WHAT THE TASK ASKS: Among the lines of the entries below, count those containing the word "subtitle" and answer with the number only.

*** SOURCE DATA ***

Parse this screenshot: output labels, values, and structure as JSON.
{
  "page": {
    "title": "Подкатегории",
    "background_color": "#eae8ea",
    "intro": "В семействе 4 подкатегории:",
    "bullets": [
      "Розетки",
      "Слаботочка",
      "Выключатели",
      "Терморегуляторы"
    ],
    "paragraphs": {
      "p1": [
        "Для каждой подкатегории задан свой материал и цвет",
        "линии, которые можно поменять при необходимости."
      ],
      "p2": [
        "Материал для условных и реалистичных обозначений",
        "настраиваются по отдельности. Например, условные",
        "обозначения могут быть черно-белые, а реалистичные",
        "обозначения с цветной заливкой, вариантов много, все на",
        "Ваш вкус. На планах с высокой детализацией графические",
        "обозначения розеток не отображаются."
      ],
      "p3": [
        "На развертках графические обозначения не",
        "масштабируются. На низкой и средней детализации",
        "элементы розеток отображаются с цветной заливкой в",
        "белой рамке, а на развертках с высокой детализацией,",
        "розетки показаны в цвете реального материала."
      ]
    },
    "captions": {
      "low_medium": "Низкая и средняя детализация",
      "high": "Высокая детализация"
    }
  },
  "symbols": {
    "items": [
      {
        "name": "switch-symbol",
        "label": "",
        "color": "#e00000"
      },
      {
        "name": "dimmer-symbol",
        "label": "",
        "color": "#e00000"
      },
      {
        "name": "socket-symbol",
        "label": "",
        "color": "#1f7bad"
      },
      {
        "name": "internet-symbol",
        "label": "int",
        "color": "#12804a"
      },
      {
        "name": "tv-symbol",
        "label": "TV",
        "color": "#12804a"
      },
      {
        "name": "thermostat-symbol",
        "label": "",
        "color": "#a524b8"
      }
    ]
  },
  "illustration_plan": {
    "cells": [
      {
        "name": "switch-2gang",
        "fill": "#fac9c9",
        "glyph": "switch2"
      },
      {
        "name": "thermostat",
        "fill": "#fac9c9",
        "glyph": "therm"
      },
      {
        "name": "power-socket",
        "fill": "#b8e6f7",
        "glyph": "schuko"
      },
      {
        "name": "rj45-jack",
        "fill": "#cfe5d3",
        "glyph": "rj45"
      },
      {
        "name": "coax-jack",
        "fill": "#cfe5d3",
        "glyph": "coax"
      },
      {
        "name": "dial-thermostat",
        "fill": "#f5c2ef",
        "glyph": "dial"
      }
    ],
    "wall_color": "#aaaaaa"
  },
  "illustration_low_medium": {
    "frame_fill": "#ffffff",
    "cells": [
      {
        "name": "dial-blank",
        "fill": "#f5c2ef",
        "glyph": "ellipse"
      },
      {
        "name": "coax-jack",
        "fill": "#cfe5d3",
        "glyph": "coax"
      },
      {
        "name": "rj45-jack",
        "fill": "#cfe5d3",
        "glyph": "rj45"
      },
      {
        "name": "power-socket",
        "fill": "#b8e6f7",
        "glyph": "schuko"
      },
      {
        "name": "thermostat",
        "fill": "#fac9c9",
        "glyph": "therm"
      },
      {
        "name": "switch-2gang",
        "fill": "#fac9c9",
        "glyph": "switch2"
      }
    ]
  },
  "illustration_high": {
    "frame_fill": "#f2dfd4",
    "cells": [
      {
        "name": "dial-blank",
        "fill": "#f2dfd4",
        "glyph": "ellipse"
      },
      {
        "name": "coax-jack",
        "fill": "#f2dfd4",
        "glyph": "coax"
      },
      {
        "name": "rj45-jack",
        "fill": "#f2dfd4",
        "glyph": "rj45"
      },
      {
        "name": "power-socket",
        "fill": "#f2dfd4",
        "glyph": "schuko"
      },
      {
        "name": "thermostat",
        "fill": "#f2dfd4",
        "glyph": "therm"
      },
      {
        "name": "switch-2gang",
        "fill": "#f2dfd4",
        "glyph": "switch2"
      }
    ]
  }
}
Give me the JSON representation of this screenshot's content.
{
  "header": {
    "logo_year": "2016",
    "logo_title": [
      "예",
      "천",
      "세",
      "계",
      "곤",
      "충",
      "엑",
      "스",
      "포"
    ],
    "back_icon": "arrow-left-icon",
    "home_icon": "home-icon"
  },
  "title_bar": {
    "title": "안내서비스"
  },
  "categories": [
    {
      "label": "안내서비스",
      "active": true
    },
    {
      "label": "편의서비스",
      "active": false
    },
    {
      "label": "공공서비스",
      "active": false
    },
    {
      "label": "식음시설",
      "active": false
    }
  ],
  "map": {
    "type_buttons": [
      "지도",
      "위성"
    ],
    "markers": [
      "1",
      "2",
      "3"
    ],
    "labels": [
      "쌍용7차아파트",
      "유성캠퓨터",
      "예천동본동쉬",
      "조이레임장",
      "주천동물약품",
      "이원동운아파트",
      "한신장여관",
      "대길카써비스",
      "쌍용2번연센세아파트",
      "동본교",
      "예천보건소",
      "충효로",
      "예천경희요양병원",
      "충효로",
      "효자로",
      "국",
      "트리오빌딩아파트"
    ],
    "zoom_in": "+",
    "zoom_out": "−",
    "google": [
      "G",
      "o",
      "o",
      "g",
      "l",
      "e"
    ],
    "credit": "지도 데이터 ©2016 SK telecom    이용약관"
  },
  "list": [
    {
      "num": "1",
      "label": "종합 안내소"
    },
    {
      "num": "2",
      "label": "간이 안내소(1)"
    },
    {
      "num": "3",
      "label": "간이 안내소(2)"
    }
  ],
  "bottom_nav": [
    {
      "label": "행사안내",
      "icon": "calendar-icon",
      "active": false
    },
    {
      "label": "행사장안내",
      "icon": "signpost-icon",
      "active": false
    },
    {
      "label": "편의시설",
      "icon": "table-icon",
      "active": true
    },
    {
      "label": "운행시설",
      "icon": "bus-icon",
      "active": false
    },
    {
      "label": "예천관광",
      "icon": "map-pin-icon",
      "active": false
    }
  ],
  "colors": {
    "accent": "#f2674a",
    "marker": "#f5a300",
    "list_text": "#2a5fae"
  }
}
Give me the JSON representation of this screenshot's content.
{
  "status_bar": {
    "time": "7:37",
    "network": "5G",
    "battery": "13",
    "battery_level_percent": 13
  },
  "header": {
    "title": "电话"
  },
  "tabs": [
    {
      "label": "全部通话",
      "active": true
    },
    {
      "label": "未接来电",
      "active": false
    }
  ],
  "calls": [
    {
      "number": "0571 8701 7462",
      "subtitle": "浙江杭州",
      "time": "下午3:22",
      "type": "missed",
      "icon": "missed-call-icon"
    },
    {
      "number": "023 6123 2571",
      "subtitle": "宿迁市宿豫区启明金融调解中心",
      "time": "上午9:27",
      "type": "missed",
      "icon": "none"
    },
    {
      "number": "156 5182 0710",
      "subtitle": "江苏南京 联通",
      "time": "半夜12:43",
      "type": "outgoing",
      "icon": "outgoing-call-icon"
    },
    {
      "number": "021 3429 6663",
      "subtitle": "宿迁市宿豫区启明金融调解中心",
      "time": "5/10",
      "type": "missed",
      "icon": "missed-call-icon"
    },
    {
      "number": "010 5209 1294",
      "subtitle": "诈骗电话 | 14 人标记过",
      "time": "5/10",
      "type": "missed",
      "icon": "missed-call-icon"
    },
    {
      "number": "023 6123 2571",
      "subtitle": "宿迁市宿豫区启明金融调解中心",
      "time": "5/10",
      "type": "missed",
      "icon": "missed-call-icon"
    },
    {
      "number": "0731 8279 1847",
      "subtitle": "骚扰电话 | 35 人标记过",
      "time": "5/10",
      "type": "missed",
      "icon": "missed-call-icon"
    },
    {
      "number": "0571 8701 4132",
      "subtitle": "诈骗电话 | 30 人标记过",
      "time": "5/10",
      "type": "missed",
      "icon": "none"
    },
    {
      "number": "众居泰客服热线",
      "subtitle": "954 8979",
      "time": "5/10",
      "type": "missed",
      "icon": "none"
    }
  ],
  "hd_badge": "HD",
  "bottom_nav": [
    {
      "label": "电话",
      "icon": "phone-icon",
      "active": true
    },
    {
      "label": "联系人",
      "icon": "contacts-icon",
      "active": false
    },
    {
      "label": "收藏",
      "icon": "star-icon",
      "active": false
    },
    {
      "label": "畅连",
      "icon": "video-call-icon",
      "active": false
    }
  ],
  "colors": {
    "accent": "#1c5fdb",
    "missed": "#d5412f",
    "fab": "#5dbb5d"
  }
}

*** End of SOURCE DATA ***

RESPONSE BOX: 9